Tito poster

The Final Girls Berlin Film Festival showcases female filmmakers movies from all across the globe. Held in Kino Wedding, 2020’s collection of dark cinema ran between 6th -9th February. A totally bizarre and frustrating tale of Tito and his trauma written by director-writer Grace Glowicki. A deep dive into an agoraphobic’s tortuous life, Tito is a hard one to figure out. At best, it’s a movie that certainly gives a character study into just how scary the world is for those with social anxiety.

The only clue as to what caused Tito to become so scared is a red whistle seen in opening scenes. An emergency whistle hangs from his neck everywhere he goes. He scurries about trying to get home and is absolutely terrified of his own shadow. The underpinning score is frantic and Tito is extremely gaunt. He’s also unkempt and hunched over to show he’s been running for some time. His whistle is what I assume represents that he is often chased by something frightening, unseen and unexplained.

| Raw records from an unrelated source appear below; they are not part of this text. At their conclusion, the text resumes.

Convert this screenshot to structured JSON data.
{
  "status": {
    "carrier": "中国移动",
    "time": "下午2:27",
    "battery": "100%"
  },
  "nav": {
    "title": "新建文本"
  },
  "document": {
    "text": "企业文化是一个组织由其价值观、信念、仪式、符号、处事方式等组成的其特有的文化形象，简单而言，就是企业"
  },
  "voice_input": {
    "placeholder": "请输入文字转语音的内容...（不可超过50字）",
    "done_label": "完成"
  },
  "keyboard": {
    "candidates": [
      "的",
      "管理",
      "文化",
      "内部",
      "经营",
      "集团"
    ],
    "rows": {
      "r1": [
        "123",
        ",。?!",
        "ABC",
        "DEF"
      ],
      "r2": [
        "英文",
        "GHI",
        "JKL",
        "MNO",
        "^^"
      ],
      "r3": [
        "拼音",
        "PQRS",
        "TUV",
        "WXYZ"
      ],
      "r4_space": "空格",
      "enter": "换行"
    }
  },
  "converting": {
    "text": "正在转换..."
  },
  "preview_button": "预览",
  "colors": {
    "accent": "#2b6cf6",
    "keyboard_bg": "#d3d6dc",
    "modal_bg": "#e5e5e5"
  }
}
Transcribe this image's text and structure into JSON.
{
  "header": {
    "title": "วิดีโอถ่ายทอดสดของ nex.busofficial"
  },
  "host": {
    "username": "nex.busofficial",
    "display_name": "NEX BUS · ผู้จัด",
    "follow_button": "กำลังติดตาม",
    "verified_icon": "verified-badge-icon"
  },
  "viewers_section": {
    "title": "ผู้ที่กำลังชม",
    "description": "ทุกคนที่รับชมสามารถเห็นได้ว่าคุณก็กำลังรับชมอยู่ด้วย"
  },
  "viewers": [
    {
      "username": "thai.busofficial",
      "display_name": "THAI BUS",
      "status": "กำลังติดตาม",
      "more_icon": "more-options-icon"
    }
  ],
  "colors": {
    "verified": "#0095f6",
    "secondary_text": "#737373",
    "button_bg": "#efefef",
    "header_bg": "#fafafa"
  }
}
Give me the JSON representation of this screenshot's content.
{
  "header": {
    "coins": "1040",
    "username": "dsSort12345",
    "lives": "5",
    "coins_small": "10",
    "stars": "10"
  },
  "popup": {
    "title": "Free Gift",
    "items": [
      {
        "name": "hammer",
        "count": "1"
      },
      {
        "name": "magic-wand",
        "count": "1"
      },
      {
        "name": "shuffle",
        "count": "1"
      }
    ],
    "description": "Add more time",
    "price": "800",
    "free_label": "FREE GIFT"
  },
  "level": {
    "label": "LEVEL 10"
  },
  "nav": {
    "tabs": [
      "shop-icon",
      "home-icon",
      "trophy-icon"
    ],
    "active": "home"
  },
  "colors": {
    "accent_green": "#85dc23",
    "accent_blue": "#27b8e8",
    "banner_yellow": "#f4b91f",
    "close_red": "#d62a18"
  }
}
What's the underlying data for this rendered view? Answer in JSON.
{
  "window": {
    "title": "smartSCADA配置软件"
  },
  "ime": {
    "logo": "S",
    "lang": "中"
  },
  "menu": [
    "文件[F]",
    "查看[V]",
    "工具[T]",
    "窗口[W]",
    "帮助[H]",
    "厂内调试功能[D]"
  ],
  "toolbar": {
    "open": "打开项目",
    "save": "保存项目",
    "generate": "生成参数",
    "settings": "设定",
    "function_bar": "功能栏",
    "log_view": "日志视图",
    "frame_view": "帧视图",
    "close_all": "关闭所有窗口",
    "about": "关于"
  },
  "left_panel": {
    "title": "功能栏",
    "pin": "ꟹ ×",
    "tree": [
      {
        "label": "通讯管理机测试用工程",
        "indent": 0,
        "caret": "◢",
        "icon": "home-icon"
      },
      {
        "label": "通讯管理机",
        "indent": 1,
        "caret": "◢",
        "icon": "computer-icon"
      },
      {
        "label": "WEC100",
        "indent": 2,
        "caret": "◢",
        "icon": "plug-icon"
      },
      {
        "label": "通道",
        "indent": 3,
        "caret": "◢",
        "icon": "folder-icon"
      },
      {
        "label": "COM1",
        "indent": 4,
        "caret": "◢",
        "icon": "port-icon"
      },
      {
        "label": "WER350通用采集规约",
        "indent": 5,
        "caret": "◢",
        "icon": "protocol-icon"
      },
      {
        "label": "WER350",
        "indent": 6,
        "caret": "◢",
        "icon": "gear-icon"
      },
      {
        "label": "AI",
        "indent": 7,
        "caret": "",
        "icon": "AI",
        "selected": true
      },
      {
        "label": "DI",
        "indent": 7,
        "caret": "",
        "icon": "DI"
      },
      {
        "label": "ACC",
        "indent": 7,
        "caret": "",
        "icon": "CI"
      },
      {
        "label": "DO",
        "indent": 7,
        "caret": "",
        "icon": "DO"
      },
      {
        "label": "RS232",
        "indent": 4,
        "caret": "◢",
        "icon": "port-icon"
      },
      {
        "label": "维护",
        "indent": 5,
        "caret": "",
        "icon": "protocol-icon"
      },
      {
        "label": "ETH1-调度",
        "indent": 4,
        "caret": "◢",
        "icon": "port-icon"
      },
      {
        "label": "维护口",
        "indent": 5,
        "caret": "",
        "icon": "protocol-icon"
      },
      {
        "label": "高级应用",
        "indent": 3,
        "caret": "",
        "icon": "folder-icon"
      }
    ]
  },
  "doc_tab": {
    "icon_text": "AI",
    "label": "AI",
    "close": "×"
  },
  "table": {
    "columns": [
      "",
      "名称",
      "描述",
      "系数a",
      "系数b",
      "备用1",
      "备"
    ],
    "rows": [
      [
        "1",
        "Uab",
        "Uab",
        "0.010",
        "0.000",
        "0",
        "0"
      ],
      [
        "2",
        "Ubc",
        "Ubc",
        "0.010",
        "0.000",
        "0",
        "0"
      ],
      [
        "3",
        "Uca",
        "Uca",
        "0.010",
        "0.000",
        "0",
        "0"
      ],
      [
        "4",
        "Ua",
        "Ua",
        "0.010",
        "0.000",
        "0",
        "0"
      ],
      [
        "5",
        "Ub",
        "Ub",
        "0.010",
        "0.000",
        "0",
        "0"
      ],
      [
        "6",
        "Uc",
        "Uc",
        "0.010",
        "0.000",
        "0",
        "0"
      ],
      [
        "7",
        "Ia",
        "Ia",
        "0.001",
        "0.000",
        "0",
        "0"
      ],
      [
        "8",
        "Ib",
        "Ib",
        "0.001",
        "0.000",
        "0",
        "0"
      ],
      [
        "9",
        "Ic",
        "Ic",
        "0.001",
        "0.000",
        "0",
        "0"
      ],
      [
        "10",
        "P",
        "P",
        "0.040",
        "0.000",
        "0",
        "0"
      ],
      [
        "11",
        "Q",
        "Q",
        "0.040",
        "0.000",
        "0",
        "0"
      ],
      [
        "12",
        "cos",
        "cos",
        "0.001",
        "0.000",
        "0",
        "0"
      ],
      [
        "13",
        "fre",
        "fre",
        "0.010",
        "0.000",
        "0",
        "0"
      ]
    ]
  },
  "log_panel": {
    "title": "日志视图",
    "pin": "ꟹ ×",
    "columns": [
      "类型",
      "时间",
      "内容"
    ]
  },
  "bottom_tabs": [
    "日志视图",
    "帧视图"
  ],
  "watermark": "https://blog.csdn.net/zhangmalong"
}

Movies About Agoraphobia

In addition, the role of Tito is played by its creator, Grace Glowicki and all up the film comprises of two central characters. It doesn’t leave a lot of room for centering in on what the story needs to say. A short run time of only 70 minutes and minimal dialogue also adds to deficiencies in marketing exactly what I was supposed to be taking away from it. Grace plays a man, who speaks like a woman and despite effective use of costuming and oily make-up, looks like a woman. It’s only when we are introduced to his neighbor John who repeatedly calls him ‘brother’ and ‘man’ so often it begins to grate that this information is passed on.

Grace Glowicki

John (Ben Petrie) comes into the story as a hero of suspicion almost immediately. Despite coming into Tito’s life, bearing gifts, at the same time he appears after having broken into his house to do so. Like a bulldozer, John is a demanding and overbearing quasi-ally. He explains his sudden intrusion into Tito’s life and coerces him into opening up using cannabis and full spread breakfasts. Then he is always there. Tito, on the other hand, is happy for some friendly company. He seems puzzled but curious as they get to know one another. Initially, John doesn’t seem to want anything from him, but it’s easy to spot the creepy conversion of power as John realizes that weed is something he can use to get more than he should from his new acquaintance.

Overall, Tito is less of a narrative movie and more of an atmospheric concoction of a few vague ideas. For me, I didn’t connect too much with any of it however I appreciate that there is plenty of conversation being had about exactly what it’s trying to do. Maybe it’s not trying to do anything and merely portrays the unexpected roles of people who come and go in our lives sometimes make it better and sometimes do not.

I give Tito

2 John is a bad wingman out of 5

2 stars out of 5 on Mother of Movies
2 stars out of 5 on Mother of Movies

Have You Seen These Movies About Agoraphobia?

  • The Art of Self Defense
  • Intruders
  • Copycat
  • Shrews Nest

Full review The Art of Self Defense is an amazing new film starring Jesse Eissenberg, you cannot miss.

More movies from Final Girls Berlin Film Festival 2020: Dark Whispers is an anthology movie with ten disturbing dark tales.

Become a life enthusiast. If you’ve read Mark Manson’s The Subtle Art of Not Giving a F*ck then you might like Upstate Story by Shaun Rose.

Tito screening at FGBFF 2020
Produced by Creature Features. Movies about the pressure of social anxiety and agoraphobia.